“Sometimes it’s just messing around with ideas with employees,” he says, noting that creating a burger is often a team effort that involves staff and customers.

At Courthouse Grille in downtown Warren, owner Lynne Villers and chef Sabrina Shamblin started their specialty menu with the Grohl Burger – mushrooms, a slice of onion, bacon, a house horseradish sauce and provolone cheese – and have since expanded it to six more burgers. When a customer suggests a burger to add to the list, they spend some time tweaking the idea.

“We don’t want to do what anyone else does. We want it to be special. We don’t want you to find this anywhere else,” Villers says. “And if people keep coming back in for it, then we keep putting it on.”

Shamblin notes orders for specialty burgers often have a domino effect. If one is ordered, then she “better be ready to throw a bunch more down, because you’ll get more right behind it, every time,” the chef says.

With the exception of the Grohl Burger, all Courthouse specialties have a theme around their namesakes: the D.A., the Jury, the Court Reporter. The names, chefs agree, are just as important as what tops the beef patty.
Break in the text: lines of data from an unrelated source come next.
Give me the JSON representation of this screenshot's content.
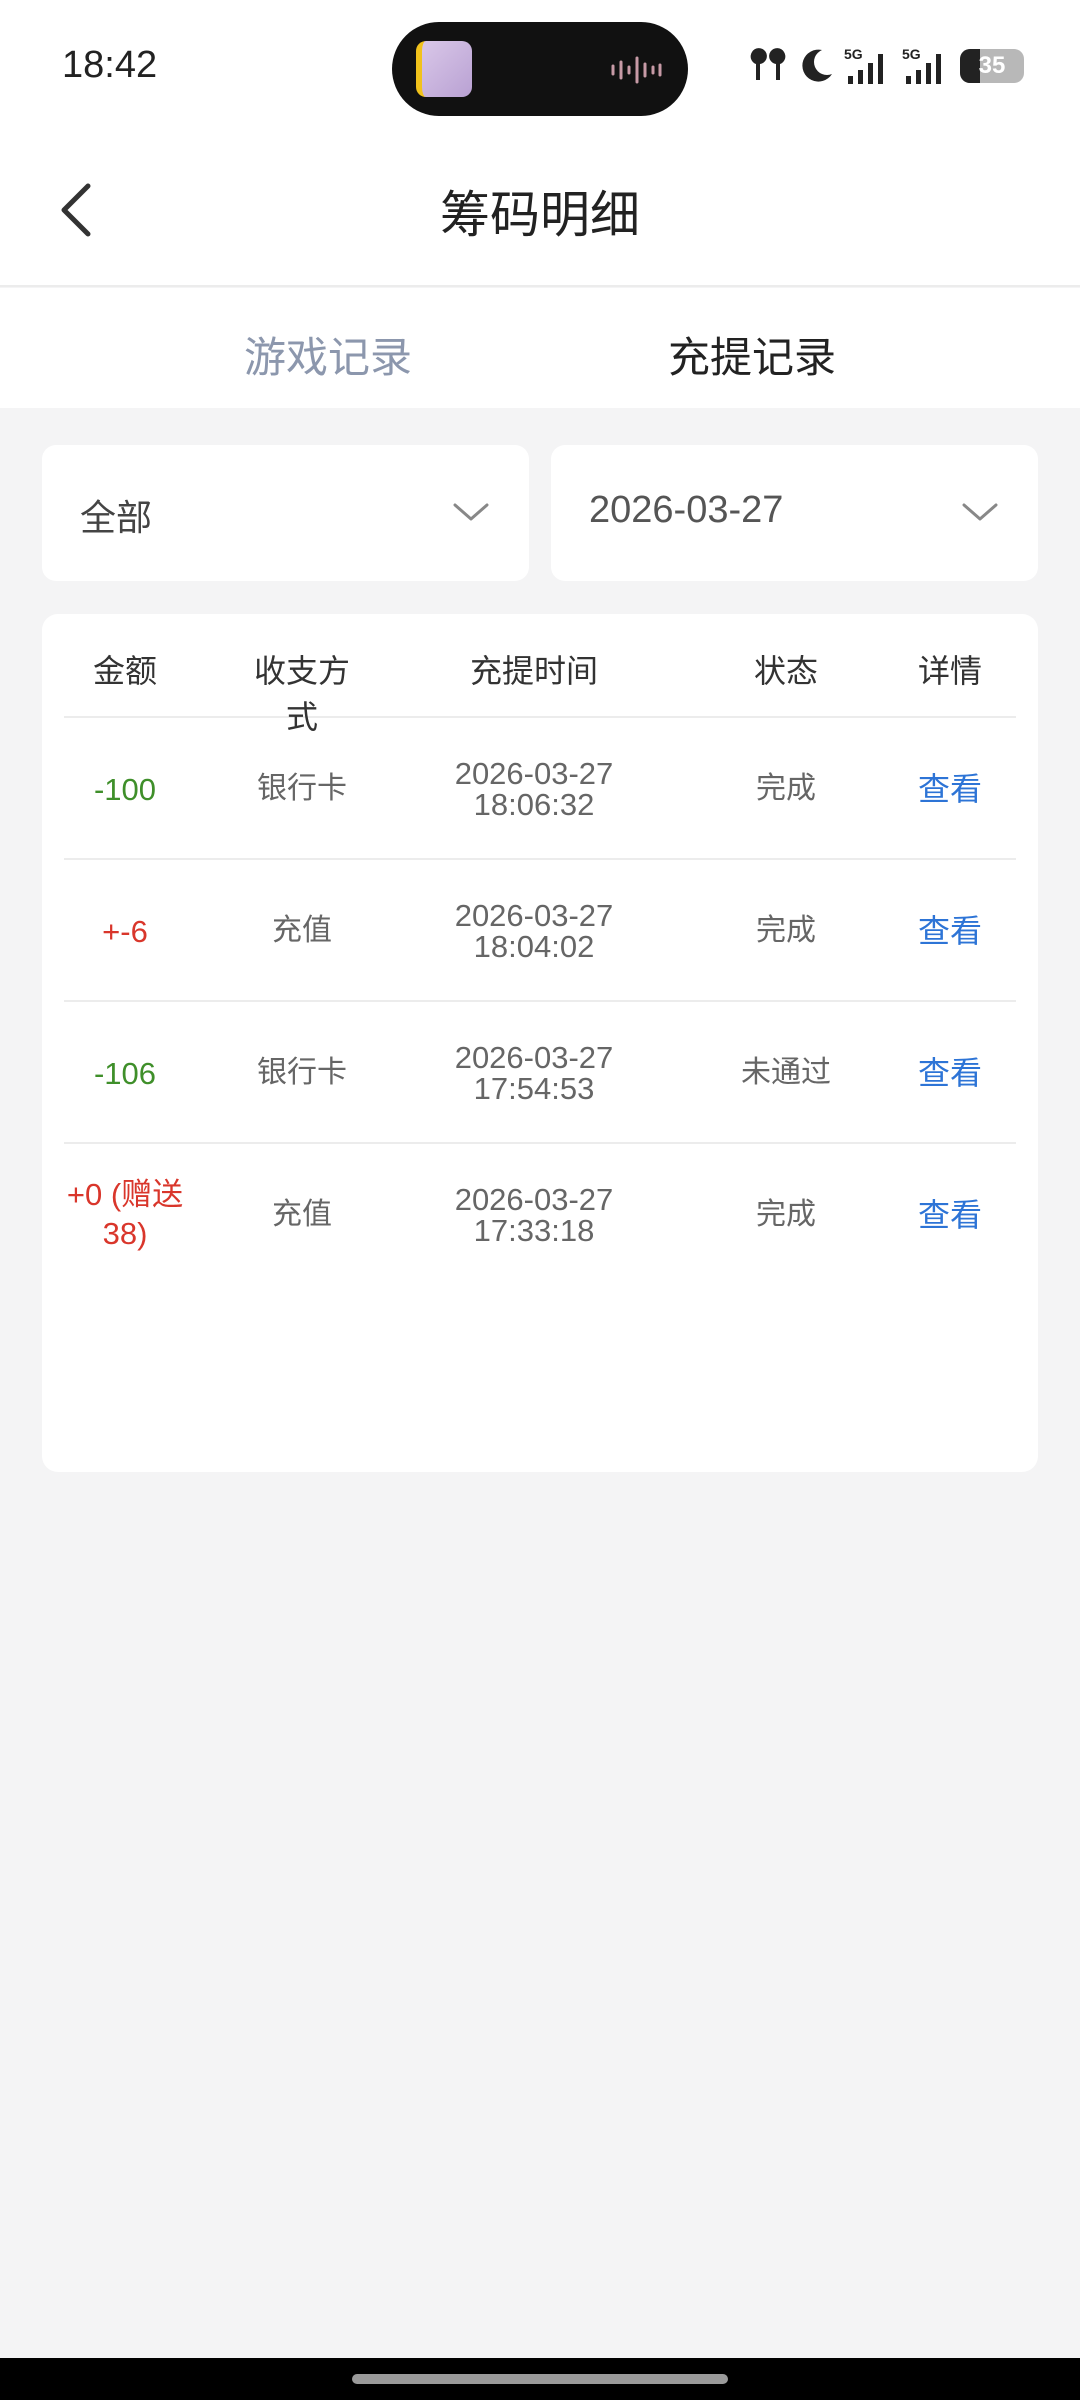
{
  "status_bar": {
    "time": "18:42",
    "network_1": "5G",
    "network_2": "5G",
    "battery": "35",
    "icons": [
      "earbuds-icon",
      "moon-icon",
      "signal-icon",
      "signal-icon",
      "battery-icon"
    ]
  },
  "header": {
    "title": "筹码明细",
    "back_icon": "chevron-left-icon"
  },
  "tabs": [
    {
      "label": "游戏记录",
      "active": false
    },
    {
      "label": "充提记录",
      "active": true
    }
  ],
  "filters": {
    "type_value": "全部",
    "date_value": "2026-03-27"
  },
  "table": {
    "headers": [
      "金额",
      "收支方式",
      "充提时间",
      "状态",
      "详情"
    ],
    "rows": [
      {
        "amount": "-100",
        "amount_color": "#3f8f2a",
        "method": "银行卡",
        "date": "2026-03-27",
        "time": "18:06:32",
        "status": "完成",
        "detail": "查看"
      },
      {
        "amount": "+-6",
        "amount_color": "#d9362b",
        "method": "充值",
        "date": "2026-03-27",
        "time": "18:04:02",
        "status": "完成",
        "detail": "查看"
      },
      {
        "amount": "-106",
        "amount_color": "#3f8f2a",
        "method": "银行卡",
        "date": "2026-03-27",
        "time": "17:54:53",
        "status": "未通过",
        "detail": "查看"
      },
      {
        "amount": "+0 (赠送38)",
        "amount_color": "#d9362b",
        "method": "充值",
        "date": "2026-03-27",
        "time": "17:33:18",
        "status": "完成",
        "detail": "查看"
      }
    ]
  },
  "colors": {
    "link": "#2d74d6",
    "negative": "#3f8f2a",
    "positive": "#d9362b",
    "inactive_tab": "#8c97ad"
  }
}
“We have a Tombstone burger,” says Cockeye BBQ owner and chef Erik Hoover, “and we didn’t just want to call it a ‘cowboy burger’ like everyone else. Because who’s going to remember which place had the cowboy burger?”

Instead, he reasons, by paying homage to one of his favorite movies – the 1993 western starring Kurt Russell – and having a unique name, he can draw customers to the Warren restaurant.
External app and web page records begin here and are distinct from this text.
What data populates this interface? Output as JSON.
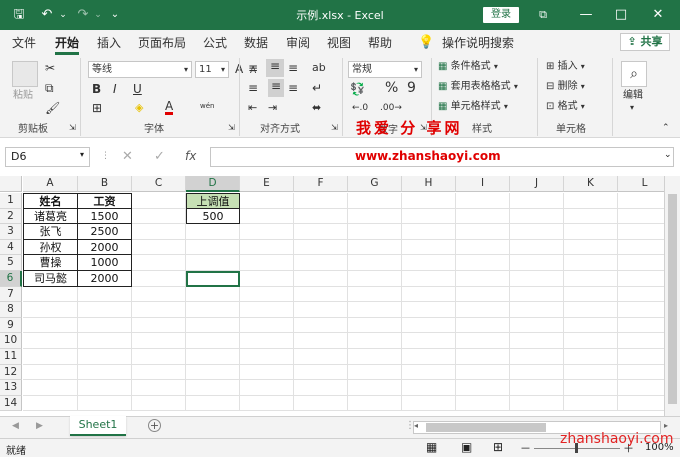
{
  "window": {
    "title": "示例.xlsx  -  Excel",
    "login": "登录",
    "minimize": "—",
    "maximize": "□",
    "close": "✕",
    "restore": "⧉"
  },
  "qat": {
    "save": "🖫",
    "undo": "↶",
    "redo": "↷",
    "more": "⌄"
  },
  "menu": [
    "文件",
    "开始",
    "插入",
    "页面布局",
    "公式",
    "数据",
    "审阅",
    "视图",
    "帮助"
  ],
  "tellme": "操作说明搜索",
  "share": "共享",
  "ribbon": {
    "clipboard": {
      "paste": "粘贴",
      "label": "剪贴板"
    },
    "font": {
      "name": "等线",
      "size": "11",
      "label": "字体",
      "bold": "B",
      "italic": "I",
      "underline": "U",
      "grow": "A",
      "shrink": "A",
      "color": "A",
      "phonetic": "wén"
    },
    "alignment": {
      "label": "对齐方式"
    },
    "number": {
      "format": "常规",
      "percent": "%",
      "comma": "9",
      "label": "数字"
    },
    "styles": {
      "conditional": "条件格式",
      "table": "套用表格格式",
      "cell": "单元格样式",
      "label": "样式"
    },
    "cells": {
      "insert": "插入",
      "delete": "删除",
      "format": "格式",
      "label": "单元格"
    },
    "editing": {
      "label": "编辑"
    }
  },
  "watermark": {
    "text": "我爱 分 享网",
    "url": "www.zhanshaoyi.com"
  },
  "formula_bar": {
    "name_box": "D6",
    "cancel": "✕",
    "enter": "✓",
    "fx": "fx",
    "value": ""
  },
  "columns": [
    "A",
    "B",
    "C",
    "D",
    "E",
    "F",
    "G",
    "H",
    "I",
    "J",
    "K",
    "L"
  ],
  "rows": [
    "1",
    "2",
    "3",
    "4",
    "5",
    "6",
    "7",
    "8",
    "9",
    "10",
    "11",
    "12",
    "13",
    "14"
  ],
  "cells": {
    "A1": "姓名",
    "B1": "工资",
    "A2": "诸葛亮",
    "B2": "1500",
    "A3": "张飞",
    "B3": "2500",
    "A4": "孙权",
    "B4": "2000",
    "A5": "曹操",
    "B5": "1000",
    "A6": "司马懿",
    "B6": "2000",
    "D1": "上调值",
    "D2": "500"
  },
  "sheets": {
    "active": "Sheet1",
    "add": "+"
  },
  "status": {
    "ready": "就绪",
    "zoom": "100%",
    "site": "zhanshaoyi.com",
    "minus": "－",
    "plus": "＋"
  },
  "colors": {
    "accent": "#217346",
    "header_fill": "#c6e0b4",
    "watermark": "#e00000"
  }
}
In Sharon, Pa., the burger themes at Donna’s Diner are doubly layered, in keeping with the ’50s theme of the diner and what lies on the beef patty. The task, general manager Laura Ackley says, isn’t always easy. But what has worked, she adds, has worked well.
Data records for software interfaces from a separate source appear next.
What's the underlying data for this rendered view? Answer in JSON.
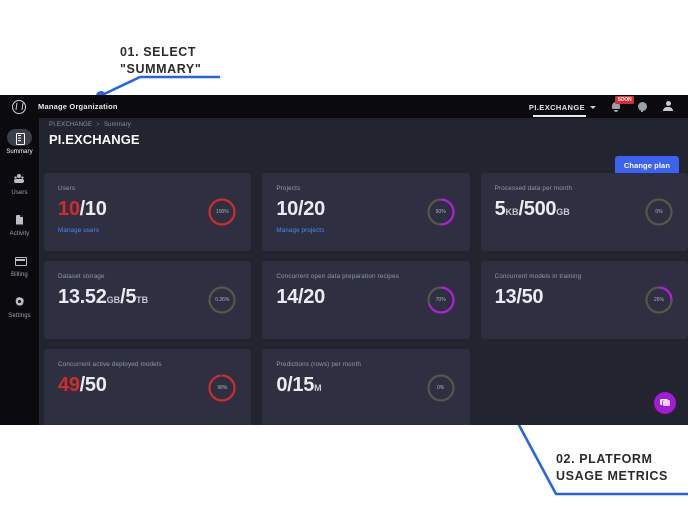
{
  "annotations": [
    {
      "id": "a1",
      "text": "01. SELECT\n\"SUMMARY\""
    },
    {
      "id": "a2",
      "text": "02. PLATFORM\nUSAGE METRICS"
    }
  ],
  "colors": {
    "accent_blue": "#3b63f0",
    "annotation_blue": "#2563eb",
    "danger_red": "#d22b2b",
    "ring_purple": "#b51ae0",
    "chat_purple": "#a31bd4",
    "app_bg": "#22242f",
    "card_bg": "#2e3042",
    "rail_bg": "#0b0b0f"
  },
  "topbar": {
    "logo_icon": "pi-exchange-logo-icon",
    "title": "Manage Organization",
    "org_switcher": {
      "label": "PI.EXCHANGE",
      "caret_icon": "chevron-down-icon"
    },
    "bell_icon": "bell-icon",
    "notification_badge": "SOON",
    "help_icon": "help-globe-icon",
    "user_icon": "user-avatar-icon"
  },
  "sidebar": {
    "items": [
      {
        "label": "Summary",
        "icon": "summary-icon",
        "active": true
      },
      {
        "label": "Users",
        "icon": "users-icon",
        "active": false
      },
      {
        "label": "Activity",
        "icon": "activity-icon",
        "active": false
      },
      {
        "label": "Billing",
        "icon": "billing-icon",
        "active": false
      },
      {
        "label": "Settings",
        "icon": "settings-icon",
        "active": false
      }
    ]
  },
  "main": {
    "breadcrumb": {
      "root": "PI.EXCHANGE",
      "separator": ">",
      "current": "Summary"
    },
    "page_title": "PI.EXCHANGE",
    "change_plan_label": "Change plan",
    "chat_icon": "chat-bubble-icon"
  },
  "chart_data": {
    "type": "table",
    "title": "Platform usage metrics",
    "columns": [
      "metric",
      "used",
      "unit_used",
      "limit",
      "unit_limit",
      "percent"
    ],
    "rows": [
      {
        "metric": "Users",
        "used": "10",
        "unit_used": "",
        "limit": "10",
        "unit_limit": "",
        "percent": 100,
        "percent_label": "100%",
        "color": "#d22b2b",
        "danger": true,
        "link": "Manage users"
      },
      {
        "metric": "Projects",
        "used": "10",
        "unit_used": "",
        "limit": "20",
        "unit_limit": "",
        "percent": 50,
        "percent_label": "50%",
        "color": "#b51ae0",
        "danger": false,
        "link": "Manage projects"
      },
      {
        "metric": "Processed data per month",
        "used": "5",
        "unit_used": "KB",
        "limit": "500",
        "unit_limit": "GB",
        "percent": 0,
        "percent_label": "0%",
        "color": "#6e6f5a",
        "danger": false,
        "link": ""
      },
      {
        "metric": "Dataset storage",
        "used": "13.52",
        "unit_used": "GB",
        "limit": "5",
        "unit_limit": "TB",
        "percent": 0.26,
        "percent_label": "0.26%",
        "color": "#6e6f5a",
        "danger": false,
        "link": ""
      },
      {
        "metric": "Concurrent open data preparation recipes",
        "used": "14",
        "unit_used": "",
        "limit": "20",
        "unit_limit": "",
        "percent": 70,
        "percent_label": "70%",
        "color": "#b51ae0",
        "danger": false,
        "link": ""
      },
      {
        "metric": "Concurrent models in training",
        "used": "13",
        "unit_used": "",
        "limit": "50",
        "unit_limit": "",
        "percent": 26,
        "percent_label": "26%",
        "color": "#b51ae0",
        "danger": false,
        "link": ""
      },
      {
        "metric": "Concurrent active deployed models",
        "used": "49",
        "unit_used": "",
        "limit": "50",
        "unit_limit": "",
        "percent": 98,
        "percent_label": "98%",
        "color": "#d22b2b",
        "danger": true,
        "link": ""
      },
      {
        "metric": "Predictions (rows) per month",
        "used": "0",
        "unit_used": "",
        "limit": "15",
        "unit_limit": "M",
        "percent": 0,
        "percent_label": "0%",
        "color": "#6e6f5a",
        "danger": false,
        "link": ""
      }
    ]
  }
}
“The Ricky Ricardo is a hot burger with a Cuban flair. The Heartbreak Hotel is a grilled cheese cheeseburger that’s a heart attack on a plate,” she says with a laugh.

Almost all burgers on the menu there started as daily specials that gained enough popularity to become permanent offerings.

“If they’re not selling, we’ll take them off our list [of burgers of the day]. And if they are,” she explains, “then we’ll add them to the full menu.”

As with any other industry, awards are good for more than just bragging rights. In many cases, they bring in new business.

Donna’s Diner has won several awards, including the People’s Choice Award at a contest hosted by Quaker Steak & Lube in Sharon. Courthouse Grille finished third on The Vindicator’s Burger of the Year list in 2015. And in 2011, Sunrise Inn won Burger of the Year from the Youngstown newspaper.

“It went from just playing around with them one day,” says chef Baumiller, to, “after we won burger of the year, spiking up to 300 or 400 burgers a week.”

Even without awards, specialty burgers have become a mainstay on menus. The motive behind their creation isn’t all that different from the rest of the menu: give customers what they want and make good food.

Hoover points to Cockeye’s Slawterhouse 5 burger, a cheeseburger with pulled pork and coleslaw. The pulled pork sandwich, he says, is the top-selling item at the restaurant.

“People obviously like the pulled pork sandwich,” he says. “Our thought was to just put them together to see if people liked it. … It’s not always some mad-scientist burger creation.”

Pictured: Dennis Baumiller, chef at Sunrise Inn in Warren, says after the restaurant won a Burger of the Year award in 2011, the number of burgers they sold skyrocketed to between 300 and 400 per week.

Copyright 2024 The Business Journal, Youngstown, Ohio.